• Source records:
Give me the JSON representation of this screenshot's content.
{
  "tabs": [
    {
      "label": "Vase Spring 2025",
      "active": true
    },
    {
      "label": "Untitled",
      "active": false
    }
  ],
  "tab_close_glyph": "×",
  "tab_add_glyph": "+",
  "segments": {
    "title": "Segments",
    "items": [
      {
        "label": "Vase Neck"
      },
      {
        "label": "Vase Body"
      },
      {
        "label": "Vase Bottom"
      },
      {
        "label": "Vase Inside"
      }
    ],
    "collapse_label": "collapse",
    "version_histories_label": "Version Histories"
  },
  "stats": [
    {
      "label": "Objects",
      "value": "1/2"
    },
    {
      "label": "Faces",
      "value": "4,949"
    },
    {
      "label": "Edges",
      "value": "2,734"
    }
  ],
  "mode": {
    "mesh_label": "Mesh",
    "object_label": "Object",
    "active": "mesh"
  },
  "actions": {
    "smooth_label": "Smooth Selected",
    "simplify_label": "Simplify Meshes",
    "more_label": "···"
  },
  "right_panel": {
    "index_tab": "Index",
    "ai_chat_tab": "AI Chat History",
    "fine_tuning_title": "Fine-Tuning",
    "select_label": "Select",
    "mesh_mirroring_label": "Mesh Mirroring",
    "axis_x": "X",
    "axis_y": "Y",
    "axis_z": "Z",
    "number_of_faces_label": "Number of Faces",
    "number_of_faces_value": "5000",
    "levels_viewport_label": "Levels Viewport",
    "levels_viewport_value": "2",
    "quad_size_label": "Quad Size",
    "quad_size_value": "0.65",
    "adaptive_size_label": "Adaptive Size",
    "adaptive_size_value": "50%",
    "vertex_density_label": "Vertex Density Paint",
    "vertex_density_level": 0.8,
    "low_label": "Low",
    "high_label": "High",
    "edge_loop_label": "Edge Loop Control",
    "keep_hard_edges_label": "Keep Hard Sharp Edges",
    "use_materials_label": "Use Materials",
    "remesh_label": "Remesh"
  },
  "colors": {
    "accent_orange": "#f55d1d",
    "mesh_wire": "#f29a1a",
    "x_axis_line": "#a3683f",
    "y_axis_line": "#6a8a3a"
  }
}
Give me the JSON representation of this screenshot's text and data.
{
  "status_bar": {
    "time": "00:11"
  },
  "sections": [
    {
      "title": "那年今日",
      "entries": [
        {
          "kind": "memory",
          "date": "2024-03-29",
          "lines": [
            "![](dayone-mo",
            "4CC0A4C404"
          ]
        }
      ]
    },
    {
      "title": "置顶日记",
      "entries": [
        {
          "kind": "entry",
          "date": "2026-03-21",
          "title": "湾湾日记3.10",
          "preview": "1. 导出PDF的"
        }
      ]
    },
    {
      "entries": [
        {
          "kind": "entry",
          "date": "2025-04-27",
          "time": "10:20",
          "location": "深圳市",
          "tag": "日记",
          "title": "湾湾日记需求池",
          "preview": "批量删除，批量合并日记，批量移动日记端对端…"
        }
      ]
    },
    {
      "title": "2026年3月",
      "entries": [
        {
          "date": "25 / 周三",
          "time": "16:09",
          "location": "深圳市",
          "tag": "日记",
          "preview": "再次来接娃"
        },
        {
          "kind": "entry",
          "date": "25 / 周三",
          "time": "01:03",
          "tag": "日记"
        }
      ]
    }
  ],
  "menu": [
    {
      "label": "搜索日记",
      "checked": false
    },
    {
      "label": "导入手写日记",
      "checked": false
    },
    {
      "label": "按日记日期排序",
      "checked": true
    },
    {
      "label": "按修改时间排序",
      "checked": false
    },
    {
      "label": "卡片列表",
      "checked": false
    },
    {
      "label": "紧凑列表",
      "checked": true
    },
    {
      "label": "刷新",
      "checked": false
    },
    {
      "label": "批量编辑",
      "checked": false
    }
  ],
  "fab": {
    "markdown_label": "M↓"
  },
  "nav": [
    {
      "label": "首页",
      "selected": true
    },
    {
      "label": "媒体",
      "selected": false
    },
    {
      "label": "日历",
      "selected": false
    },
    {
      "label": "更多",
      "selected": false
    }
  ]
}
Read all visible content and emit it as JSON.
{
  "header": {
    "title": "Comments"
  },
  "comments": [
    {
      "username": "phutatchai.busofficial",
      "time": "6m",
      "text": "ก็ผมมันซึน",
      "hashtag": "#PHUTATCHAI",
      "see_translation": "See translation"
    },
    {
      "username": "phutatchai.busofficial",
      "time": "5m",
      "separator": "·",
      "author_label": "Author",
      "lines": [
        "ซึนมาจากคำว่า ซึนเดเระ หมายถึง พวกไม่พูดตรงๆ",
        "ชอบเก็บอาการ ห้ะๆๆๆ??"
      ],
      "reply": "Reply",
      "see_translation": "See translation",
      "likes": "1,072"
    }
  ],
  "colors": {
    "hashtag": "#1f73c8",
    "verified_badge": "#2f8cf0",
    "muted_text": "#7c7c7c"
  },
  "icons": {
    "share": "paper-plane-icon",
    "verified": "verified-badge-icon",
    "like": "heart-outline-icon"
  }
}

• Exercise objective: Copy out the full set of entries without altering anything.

• The answer:
Give me the JSON representation of this screenshot's content.
{
  "tabs": [
    {
      "label": "Vase Spring 2025",
      "active": true
    },
    {
      "label": "Untitled",
      "active": false
    }
  ],
  "tab_close_glyph": "×",
  "tab_add_glyph": "+",
  "segments": {
    "title": "Segments",
    "items": [
      {
        "label": "Vase Neck"
      },
      {
        "label": "Vase Body"
      },
      {
        "label": "Vase Bottom"
      },
      {
        "label": "Vase Inside"
      }
    ],
    "collapse_label": "collapse",
    "version_histories_label": "Version Histories"
  },
  "stats": [
    {
      "label": "Objects",
      "value": "1/2"
    },
    {
      "label": "Faces",
      "value": "4,949"
    },
    {
      "label": "Edges",
      "value": "2,734"
    }
  ],
  "mode": {
    "mesh_label": "Mesh",
    "object_label": "Object",
    "active": "mesh"
  },
  "actions": {
    "smooth_label": "Smooth Selected",
    "simplify_label": "Simplify Meshes",
    "more_label": "···"
  },
  "right_panel": {
    "index_tab": "Index",
    "ai_chat_tab": "AI Chat History",
    "fine_tuning_title": "Fine-Tuning",
    "select_label": "Select",
    "mesh_mirroring_label": "Mesh Mirroring",
    "axis_x": "X",
    "axis_y": "Y",
    "axis_z": "Z",
    "number_of_faces_label": "Number of Faces",
    "number_of_faces_value": "5000",
    "levels_viewport_label": "Levels Viewport",
    "levels_viewport_value": "2",
    "quad_size_label": "Quad Size",
    "quad_size_value": "0.65",
    "adaptive_size_label": "Adaptive Size",
    "adaptive_size_value": "50%",
    "vertex_density_label": "Vertex Density Paint",
    "vertex_density_level": 0.8,
    "low_label": "Low",
    "high_label": "High",
    "edge_loop_label": "Edge Loop Control",
    "keep_hard_edges_label": "Keep Hard Sharp Edges",
    "use_materials_label": "Use Materials",
    "remesh_label": "Remesh"
  },
  "colors": {
    "accent_orange": "#f55d1d",
    "mesh_wire": "#f29a1a",
    "x_axis_line": "#a3683f",
    "y_axis_line": "#6a8a3a"
  }
}
Give me the JSON representation of this screenshot's text and data.
{
  "status_bar": {
    "time": "00:11"
  },
  "sections": [
    {
      "title": "那年今日",
      "entries": [
        {
          "kind": "memory",
          "date": "2024-03-29",
          "lines": [
            "![](dayone-mo",
            "4CC0A4C404"
          ]
        }
      ]
    },
    {
      "title": "置顶日记",
      "entries": [
        {
          "kind": "entry",
          "date": "2026-03-21",
          "title": "湾湾日记3.10",
          "preview": "1. 导出PDF的"
        }
      ]
    },
    {
      "entries": [
        {
          "kind": "entry",
          "date": "2025-04-27",
          "time": "10:20",
          "location": "深圳市",
          "tag": "日记",
          "title": "湾湾日记需求池",
          "preview": "批量删除，批量合并日记，批量移动日记端对端…"
        }
      ]
    },
    {
      "title": "2026年3月",
      "entries": [
        {
          "date": "25 / 周三",
          "time": "16:09",
          "location": "深圳市",
          "tag": "日记",
          "preview": "再次来接娃"
        },
        {
          "kind": "entry",
          "date": "25 / 周三",
          "time": "01:03",
          "tag": "日记"
        }
      ]
    }
  ],
  "menu": [
    {
      "label": "搜索日记",
      "checked": false
    },
    {
      "label": "导入手写日记",
      "checked": false
    },
    {
      "label": "按日记日期排序",
      "checked": true
    },
    {
      "label": "按修改时间排序",
      "checked": false
    },
    {
      "label": "卡片列表",
      "checked": false
    },
    {
      "label": "紧凑列表",
      "checked": true
    },
    {
      "label": "刷新",
      "checked": false
    },
    {
      "label": "批量编辑",
      "checked": false
    }
  ],
  "fab": {
    "markdown_label": "M↓"
  },
  "nav": [
    {
      "label": "首页",
      "selected": true
    },
    {
      "label": "媒体",
      "selected": false
    },
    {
      "label": "日历",
      "selected": false
    },
    {
      "label": "更多",
      "selected": false
    }
  ]
}
Read all visible content and emit it as JSON.
{
  "header": {
    "title": "Comments"
  },
  "comments": [
    {
      "username": "phutatchai.busofficial",
      "time": "6m",
      "text": "ก็ผมมันซึน",
      "hashtag": "#PHUTATCHAI",
      "see_translation": "See translation"
    },
    {
      "username": "phutatchai.busofficial",
      "time": "5m",
      "separator": "·",
      "author_label": "Author",
      "lines": [
        "ซึนมาจากคำว่า ซึนเดเระ หมายถึง พวกไม่พูดตรงๆ",
        "ชอบเก็บอาการ ห้ะๆๆๆ??"
      ],
      "reply": "Reply",
      "see_translation": "See translation",
      "likes": "1,072"
    }
  ],
  "colors": {
    "hashtag": "#1f73c8",
    "verified_badge": "#2f8cf0",
    "muted_text": "#7c7c7c"
  },
  "icons": {
    "share": "paper-plane-icon",
    "verified": "verified-badge-icon",
    "like": "heart-outline-icon"
  }
}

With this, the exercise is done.